Spencer P. Eccles
Spearheading an Economic Recovery
January 17, 2012
A strong business background that includes experience with tech startups, venture capital, nonprofits and international companies made Spencer Peterson Eccles an obvious choice for the position of executive director of the Governor’s Office of Economic Development (GOED) when the position became open last year. His family name, deeply rooted in Utah history, may not have been a contributing factor for the job offer, but it was a reason for his acceptance.
“It’s an honor to be in the position of stewardship, and that’s how our family has taught each generation to look at it,” Eccles says. “It’s the way we were raised, so we try to give back. There are a lot of individuals and groups that give back, so we’re just glad to be a part of that community-minded spirit.”
Before he entered the business arena, Eccles was in the public eye first as an Alpine skier at the University of Utah and later as an international competitor in the sport. That background led him to be tapped to manage the development of the Snow Basin venue for the 2002 Winter Olympics.
After graduating from the U, Eccles went on to obtain an MBA from Brigham Young University’s Marriott School of Management. He formerly was affiliated with Wells Fargo Bank’s Wells Capital Management, and currently chairs the board of the Utah-based company COMPLETExRM (also known as PlanPlusOnline), and serves as a board member for Swarmbuilder, Inc. and d3o, a materials technology development firm headquartered in the United Kingdom. His business interests also include ranching operations and service on the boards of two restaurants and several nonprofits.
With all this experience, Eccles is well aware of the challenges of doing business these days, even as he works to meet GOED’s mandate to create and grow local companies, recruit out-of-state companies, and increase tourism and film production in Utah.
The most pressing issues for GOED, he says, are assessing what kinds of businesses the state should attract and retain, developing a strategy to accomplish that and helping existing Utah businesses navigate the current economy.
GOED’s staff was well-motivated and skilled when Eccles took charge, and “we were able to move forward with decisiveness despite a difficult economy,” he says.
The past year’s accomplishments were set upon the foundation built by his predecessors, he says. For example, GOED’s International Trade and Diplomacy Office assisted 420 Utah companies to do business internationally and trained 845 companies through 35 training and mentoring events. The Procurement Technical Assistance Centers worked with Utah clients to achieve record-breaking contract awards that resulted in $500 million and 10,000 jobs created or retained. In addition, the West Coast Business Marketing Initiative was launched to attract West Coast companies.
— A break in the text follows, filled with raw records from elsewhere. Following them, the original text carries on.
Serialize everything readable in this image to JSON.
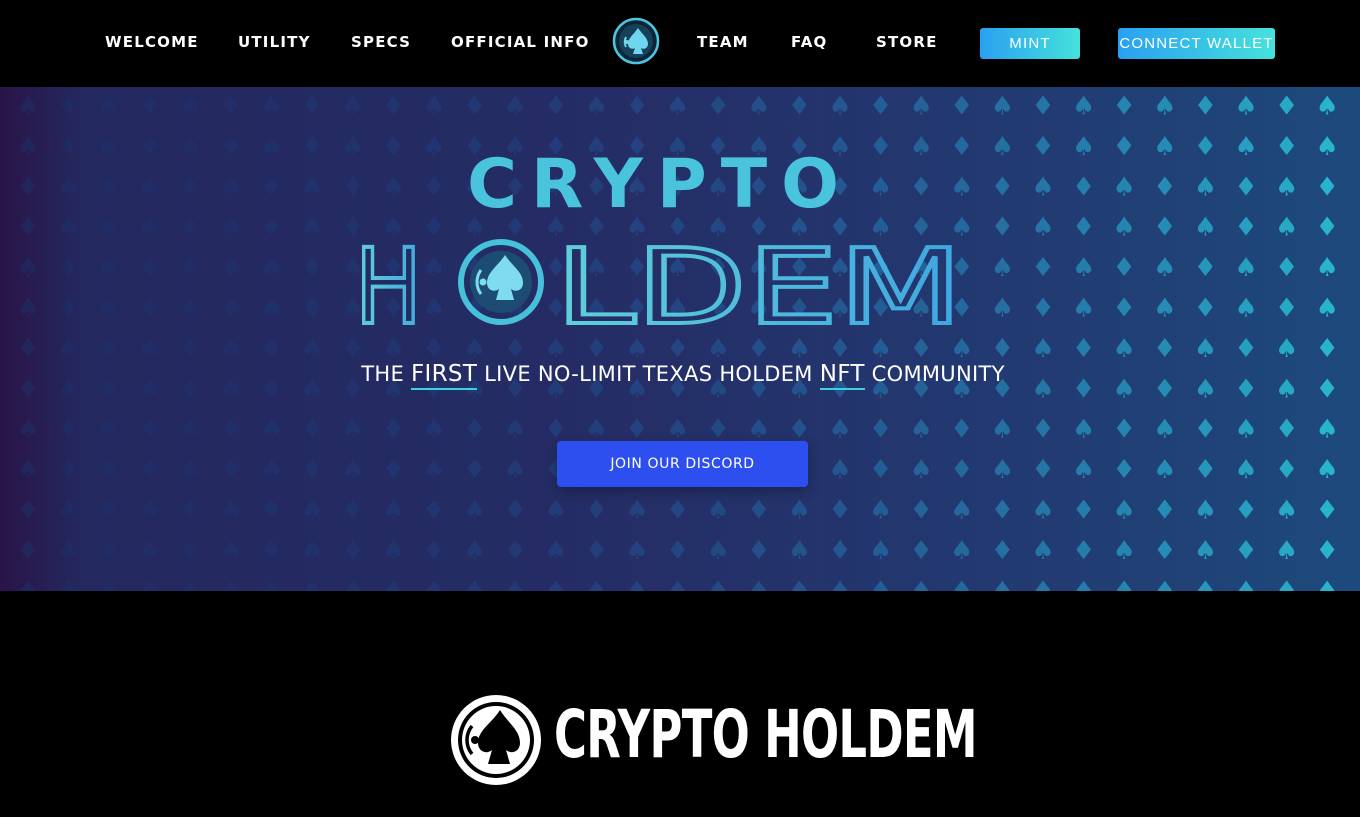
{
  "nav": {
    "links": [
      "WELCOME",
      "UTILITY",
      "SPECS",
      "OFFICIAL INFO",
      "TEAM",
      "FAQ",
      "STORE"
    ],
    "mint_label": "MINT",
    "connect_label": "CONNECT WALLET"
  },
  "hero": {
    "title_line1": "CRYPTO",
    "title_line2_parts": [
      "H",
      "LDEM"
    ],
    "tagline": {
      "part1": "THE ",
      "em1": "FIRST",
      "part2": " LIVE NO-LIMIT TEXAS HOLDEM ",
      "em2": "NFT",
      "part3": " COMMUNITY"
    },
    "discord_label": "JOIN OUR DISCORD"
  },
  "footer_brand": {
    "name": "CRYPTO HOLDEM"
  },
  "colors": {
    "accent_cyan": "#49c4dc",
    "button_blue": "#2e4ff0",
    "gradient_start": "#2aa0f0",
    "gradient_end": "#45e2dc"
  },
  "icons": {
    "logo": "spade-coin-logo-icon",
    "pattern": "card-suit-pattern"
  }
}
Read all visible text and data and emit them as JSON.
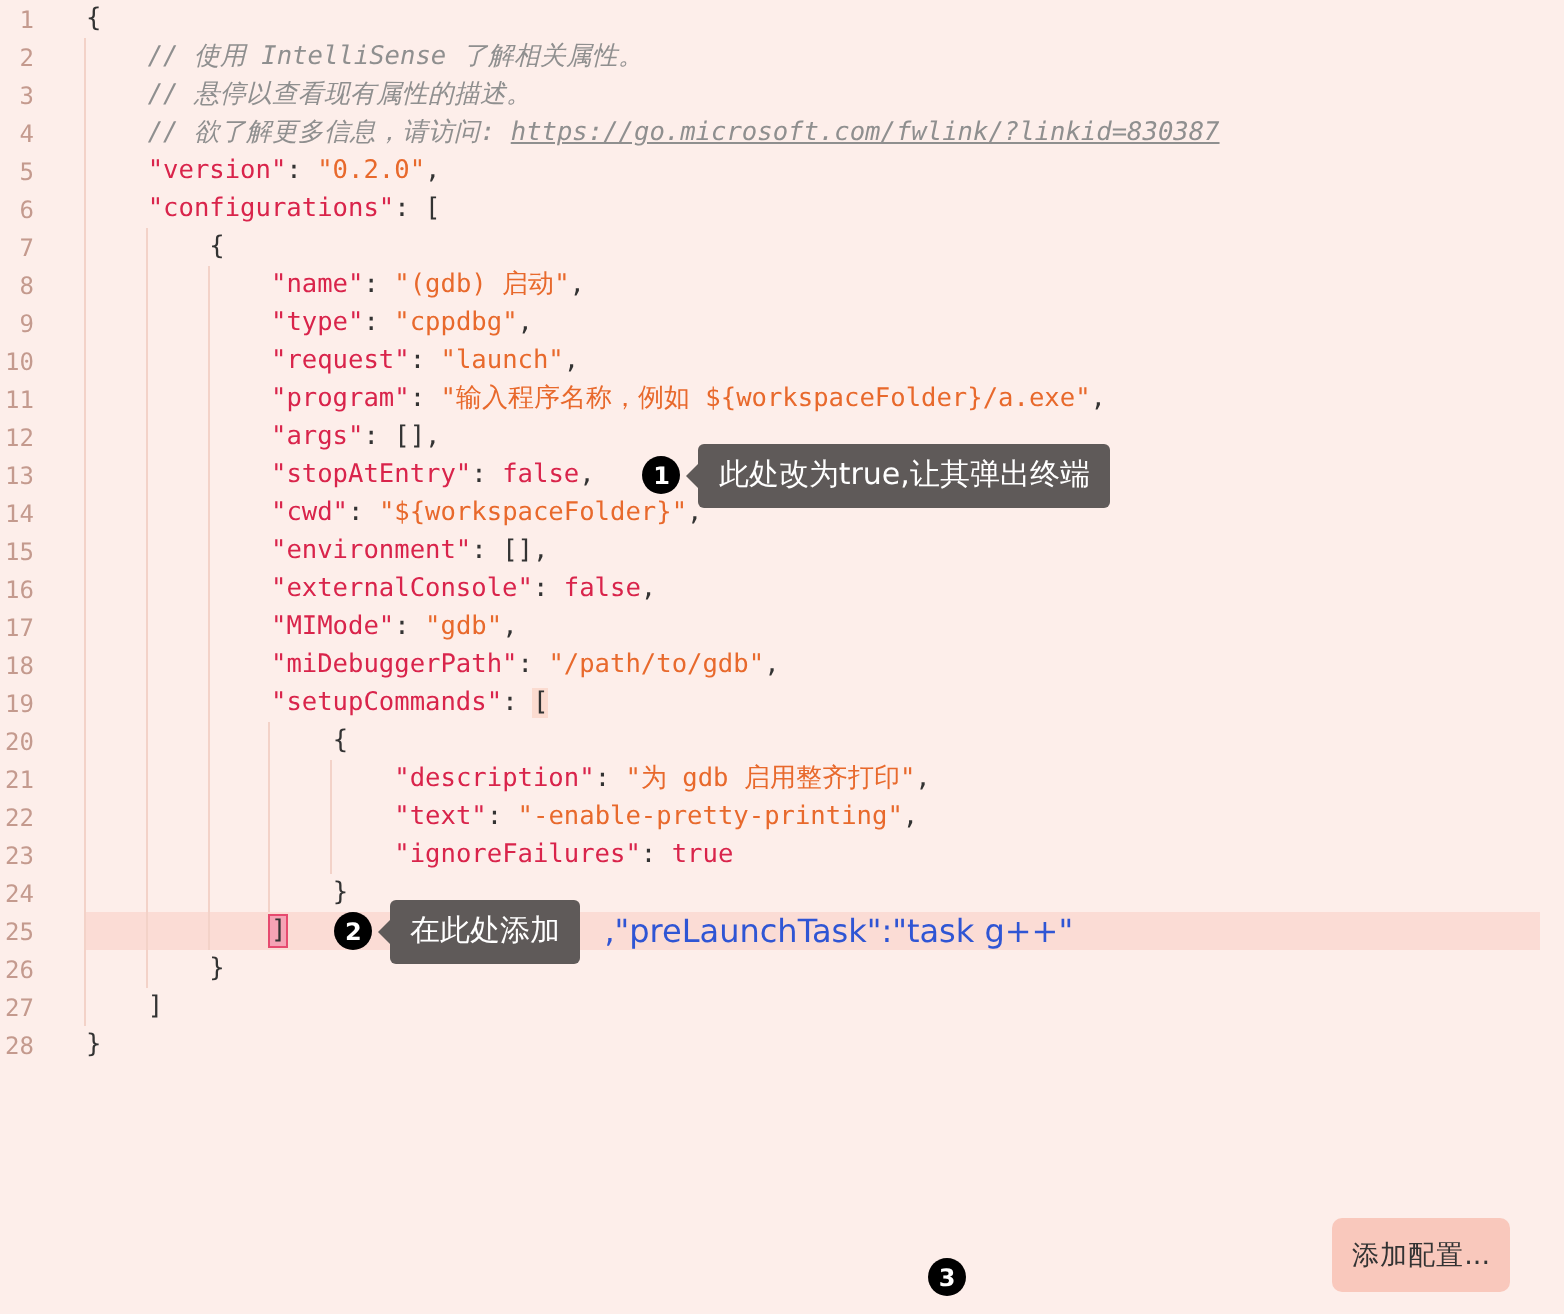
{
  "editor": {
    "lines": [
      {
        "number": "1",
        "current": false,
        "tokens": [
          {
            "kind": "punct",
            "text": "{"
          }
        ]
      },
      {
        "number": "2",
        "current": false,
        "tokens": [
          {
            "kind": "comment",
            "text": "    // 使用 IntelliSense 了解相关属性。"
          }
        ]
      },
      {
        "number": "3",
        "current": false,
        "tokens": [
          {
            "kind": "comment",
            "text": "    // 悬停以查看现有属性的描述。"
          }
        ]
      },
      {
        "number": "4",
        "current": false,
        "tokens": [
          {
            "kind": "comment",
            "text": "    // 欲了解更多信息，请访问: "
          },
          {
            "kind": "link",
            "text": "https://go.microsoft.com/fwlink/?linkid=830387"
          }
        ]
      },
      {
        "number": "5",
        "current": false,
        "tokens": [
          {
            "kind": "key",
            "text": "    \"version\""
          },
          {
            "kind": "punct",
            "text": ": "
          },
          {
            "kind": "string",
            "text": "\"0.2.0\""
          },
          {
            "kind": "punct",
            "text": ","
          }
        ]
      },
      {
        "number": "6",
        "current": false,
        "tokens": [
          {
            "kind": "key",
            "text": "    \"configurations\""
          },
          {
            "kind": "punct",
            "text": ": ["
          }
        ]
      },
      {
        "number": "7",
        "current": false,
        "tokens": [
          {
            "kind": "punct",
            "text": "        {"
          }
        ]
      },
      {
        "number": "8",
        "current": false,
        "tokens": [
          {
            "kind": "key",
            "text": "            \"name\""
          },
          {
            "kind": "punct",
            "text": ": "
          },
          {
            "kind": "string",
            "text": "\"(gdb) 启动\""
          },
          {
            "kind": "punct",
            "text": ","
          }
        ]
      },
      {
        "number": "9",
        "current": false,
        "tokens": [
          {
            "kind": "key",
            "text": "            \"type\""
          },
          {
            "kind": "punct",
            "text": ": "
          },
          {
            "kind": "string",
            "text": "\"cppdbg\""
          },
          {
            "kind": "punct",
            "text": ","
          }
        ]
      },
      {
        "number": "10",
        "current": false,
        "tokens": [
          {
            "kind": "key",
            "text": "            \"request\""
          },
          {
            "kind": "punct",
            "text": ": "
          },
          {
            "kind": "string",
            "text": "\"launch\""
          },
          {
            "kind": "punct",
            "text": ","
          }
        ]
      },
      {
        "number": "11",
        "current": false,
        "tokens": [
          {
            "kind": "key",
            "text": "            \"program\""
          },
          {
            "kind": "punct",
            "text": ": "
          },
          {
            "kind": "string",
            "text": "\"输入程序名称，例如 ${workspaceFolder}/a.exe\""
          },
          {
            "kind": "punct",
            "text": ","
          }
        ]
      },
      {
        "number": "12",
        "current": false,
        "tokens": [
          {
            "kind": "key",
            "text": "            \"args\""
          },
          {
            "kind": "punct",
            "text": ": [],"
          }
        ]
      },
      {
        "number": "13",
        "current": false,
        "tokens": [
          {
            "kind": "key",
            "text": "            \"stopAtEntry\""
          },
          {
            "kind": "punct",
            "text": ": "
          },
          {
            "kind": "keyword",
            "text": "false"
          },
          {
            "kind": "punct",
            "text": ","
          }
        ],
        "annotations": [
          {
            "kind": "badge",
            "text": "1"
          },
          {
            "kind": "tooltip",
            "text": "此处改为true,让其弹出终端"
          }
        ]
      },
      {
        "number": "14",
        "current": false,
        "tokens": [
          {
            "kind": "key",
            "text": "            \"cwd\""
          },
          {
            "kind": "punct",
            "text": ": "
          },
          {
            "kind": "string",
            "text": "\"${workspaceFolder}\""
          },
          {
            "kind": "punct",
            "text": ","
          }
        ]
      },
      {
        "number": "15",
        "current": false,
        "tokens": [
          {
            "kind": "key",
            "text": "            \"environment\""
          },
          {
            "kind": "punct",
            "text": ": [],"
          }
        ]
      },
      {
        "number": "16",
        "current": false,
        "tokens": [
          {
            "kind": "key",
            "text": "            \"externalConsole\""
          },
          {
            "kind": "punct",
            "text": ": "
          },
          {
            "kind": "keyword",
            "text": "false"
          },
          {
            "kind": "punct",
            "text": ","
          }
        ]
      },
      {
        "number": "17",
        "current": false,
        "tokens": [
          {
            "kind": "key",
            "text": "            \"MIMode\""
          },
          {
            "kind": "punct",
            "text": ": "
          },
          {
            "kind": "string",
            "text": "\"gdb\""
          },
          {
            "kind": "punct",
            "text": ","
          }
        ]
      },
      {
        "number": "18",
        "current": false,
        "tokens": [
          {
            "kind": "key",
            "text": "            \"miDebuggerPath\""
          },
          {
            "kind": "punct",
            "text": ": "
          },
          {
            "kind": "string",
            "text": "\"/path/to/gdb\""
          },
          {
            "kind": "punct",
            "text": ","
          }
        ]
      },
      {
        "number": "19",
        "current": false,
        "tokens": [
          {
            "kind": "key",
            "text": "            \"setupCommands\""
          },
          {
            "kind": "punct",
            "text": ": "
          },
          {
            "kind": "punct",
            "text": "[",
            "matched": true
          }
        ]
      },
      {
        "number": "20",
        "current": false,
        "tokens": [
          {
            "kind": "punct",
            "text": "                {"
          }
        ]
      },
      {
        "number": "21",
        "current": false,
        "tokens": [
          {
            "kind": "key",
            "text": "                    \"description\""
          },
          {
            "kind": "punct",
            "text": ": "
          },
          {
            "kind": "string",
            "text": "\"为 gdb 启用整齐打印\""
          },
          {
            "kind": "punct",
            "text": ","
          }
        ]
      },
      {
        "number": "22",
        "current": false,
        "tokens": [
          {
            "kind": "key",
            "text": "                    \"text\""
          },
          {
            "kind": "punct",
            "text": ": "
          },
          {
            "kind": "string",
            "text": "\"-enable-pretty-printing\""
          },
          {
            "kind": "punct",
            "text": ","
          }
        ]
      },
      {
        "number": "23",
        "current": false,
        "tokens": [
          {
            "kind": "key",
            "text": "                    \"ignoreFailures\""
          },
          {
            "kind": "punct",
            "text": ": "
          },
          {
            "kind": "keyword",
            "text": "true"
          }
        ]
      },
      {
        "number": "24",
        "current": false,
        "tokens": [
          {
            "kind": "punct",
            "text": "                }"
          }
        ]
      },
      {
        "number": "25",
        "current": true,
        "tokens": [
          {
            "kind": "punct",
            "text": "            ]",
            "matched": true
          }
        ],
        "annotations": [
          {
            "kind": "badge",
            "text": "2"
          },
          {
            "kind": "tooltip",
            "text": "在此处添加"
          },
          {
            "kind": "note",
            "text": ",\"preLaunchTask\":\"task g++\""
          }
        ]
      },
      {
        "number": "26",
        "current": false,
        "tokens": [
          {
            "kind": "punct",
            "text": "        }"
          }
        ]
      },
      {
        "number": "27",
        "current": false,
        "tokens": [
          {
            "kind": "punct",
            "text": "    ]"
          }
        ]
      },
      {
        "number": "28",
        "current": false,
        "tokens": [
          {
            "kind": "punct",
            "text": "}"
          }
        ]
      }
    ]
  },
  "footer": {
    "badge": "3",
    "add_button": "添加配置..."
  }
}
To meet GOED’s mandate, Eccles says the organization must strengthen its Business Cluster Strategy, focusing on the life sciences, software development and information technology, aerospace and aviation, defense and homeland security, financial services, energy and natural resources, and outdoor products industries.
Gov. Gary Herbert’s Optimization committee has developed a roadmap for continuing to streamline state government, Eccles says. “Utah is on the right path to continue leading the nation through the implementation of Gov. Herbert’s vision for economic development, education and energy.”